## Assignment
What lines of the listing include the string "izquierda"? Show them all.

## Raw data
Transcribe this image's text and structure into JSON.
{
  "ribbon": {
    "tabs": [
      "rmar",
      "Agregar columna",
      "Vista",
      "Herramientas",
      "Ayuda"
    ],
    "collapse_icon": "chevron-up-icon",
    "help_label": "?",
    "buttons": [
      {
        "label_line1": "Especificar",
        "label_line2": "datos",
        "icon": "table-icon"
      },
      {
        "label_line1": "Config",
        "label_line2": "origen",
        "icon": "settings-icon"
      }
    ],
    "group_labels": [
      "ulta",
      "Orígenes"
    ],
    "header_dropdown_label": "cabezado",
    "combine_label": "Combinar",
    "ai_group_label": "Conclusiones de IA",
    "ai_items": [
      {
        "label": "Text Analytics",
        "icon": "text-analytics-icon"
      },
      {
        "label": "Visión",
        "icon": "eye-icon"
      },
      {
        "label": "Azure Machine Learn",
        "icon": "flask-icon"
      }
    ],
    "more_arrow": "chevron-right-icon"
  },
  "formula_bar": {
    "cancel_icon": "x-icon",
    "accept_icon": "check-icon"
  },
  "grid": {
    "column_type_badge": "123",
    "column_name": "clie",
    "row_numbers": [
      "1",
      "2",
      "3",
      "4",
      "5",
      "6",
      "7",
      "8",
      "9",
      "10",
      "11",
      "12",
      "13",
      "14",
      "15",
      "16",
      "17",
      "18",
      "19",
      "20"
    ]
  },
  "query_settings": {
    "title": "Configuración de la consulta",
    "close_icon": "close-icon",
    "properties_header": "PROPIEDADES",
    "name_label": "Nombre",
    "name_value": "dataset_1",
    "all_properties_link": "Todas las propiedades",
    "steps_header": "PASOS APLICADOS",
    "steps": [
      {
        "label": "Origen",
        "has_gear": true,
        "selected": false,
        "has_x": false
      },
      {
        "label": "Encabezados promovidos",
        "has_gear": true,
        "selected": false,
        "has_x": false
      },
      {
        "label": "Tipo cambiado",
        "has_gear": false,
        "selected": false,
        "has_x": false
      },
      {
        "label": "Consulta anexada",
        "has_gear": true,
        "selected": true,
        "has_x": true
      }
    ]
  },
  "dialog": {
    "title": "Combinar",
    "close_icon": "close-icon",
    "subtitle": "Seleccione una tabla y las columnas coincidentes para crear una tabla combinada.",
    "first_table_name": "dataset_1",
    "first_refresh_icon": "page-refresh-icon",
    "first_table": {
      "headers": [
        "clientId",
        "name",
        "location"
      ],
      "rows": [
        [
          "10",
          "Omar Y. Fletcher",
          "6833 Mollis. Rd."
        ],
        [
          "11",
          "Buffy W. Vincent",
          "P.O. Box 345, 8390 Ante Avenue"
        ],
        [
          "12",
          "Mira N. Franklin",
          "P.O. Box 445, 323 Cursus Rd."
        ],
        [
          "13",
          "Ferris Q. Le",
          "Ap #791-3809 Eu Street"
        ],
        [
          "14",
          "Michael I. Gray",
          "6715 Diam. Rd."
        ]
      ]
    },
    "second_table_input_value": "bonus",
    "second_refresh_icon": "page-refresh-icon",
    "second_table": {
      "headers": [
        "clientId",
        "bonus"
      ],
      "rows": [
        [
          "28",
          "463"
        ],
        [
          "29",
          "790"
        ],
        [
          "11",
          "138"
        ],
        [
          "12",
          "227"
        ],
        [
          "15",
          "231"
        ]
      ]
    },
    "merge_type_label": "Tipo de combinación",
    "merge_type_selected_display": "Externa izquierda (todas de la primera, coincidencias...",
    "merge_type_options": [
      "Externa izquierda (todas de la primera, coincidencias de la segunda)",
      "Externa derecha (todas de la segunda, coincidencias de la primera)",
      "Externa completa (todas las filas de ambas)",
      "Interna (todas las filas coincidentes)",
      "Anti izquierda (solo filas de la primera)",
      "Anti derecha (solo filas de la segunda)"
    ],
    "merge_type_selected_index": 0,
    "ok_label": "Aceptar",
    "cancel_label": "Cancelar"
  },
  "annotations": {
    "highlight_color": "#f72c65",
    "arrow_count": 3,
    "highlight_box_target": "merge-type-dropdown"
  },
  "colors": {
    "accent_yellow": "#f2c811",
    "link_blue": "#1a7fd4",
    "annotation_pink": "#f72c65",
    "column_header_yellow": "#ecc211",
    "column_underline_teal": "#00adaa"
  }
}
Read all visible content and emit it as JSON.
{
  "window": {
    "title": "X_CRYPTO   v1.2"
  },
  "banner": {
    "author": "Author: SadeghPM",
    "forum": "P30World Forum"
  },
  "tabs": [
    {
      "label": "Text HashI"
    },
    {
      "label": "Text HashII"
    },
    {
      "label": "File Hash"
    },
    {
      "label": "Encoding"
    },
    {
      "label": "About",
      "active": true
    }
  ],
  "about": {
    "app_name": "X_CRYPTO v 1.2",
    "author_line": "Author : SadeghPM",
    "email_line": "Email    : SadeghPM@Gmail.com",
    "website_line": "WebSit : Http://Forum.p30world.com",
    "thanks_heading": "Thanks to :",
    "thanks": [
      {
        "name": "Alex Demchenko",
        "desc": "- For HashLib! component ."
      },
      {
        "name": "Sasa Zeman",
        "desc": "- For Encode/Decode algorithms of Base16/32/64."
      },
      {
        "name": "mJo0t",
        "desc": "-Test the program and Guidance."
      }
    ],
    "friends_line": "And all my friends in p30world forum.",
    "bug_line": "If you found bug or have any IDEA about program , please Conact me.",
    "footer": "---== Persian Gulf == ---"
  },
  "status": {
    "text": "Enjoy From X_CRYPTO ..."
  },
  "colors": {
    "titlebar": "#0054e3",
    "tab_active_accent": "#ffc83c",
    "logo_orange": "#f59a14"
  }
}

## Solution to this problem
    "merge_type_selected_display": "Externa izquierda (todas de la primera, coincidencias...",
      "Externa izquierda (todas de la primera, coincidencias de la segunda)",
      "Anti izquierda (solo filas de la primera)",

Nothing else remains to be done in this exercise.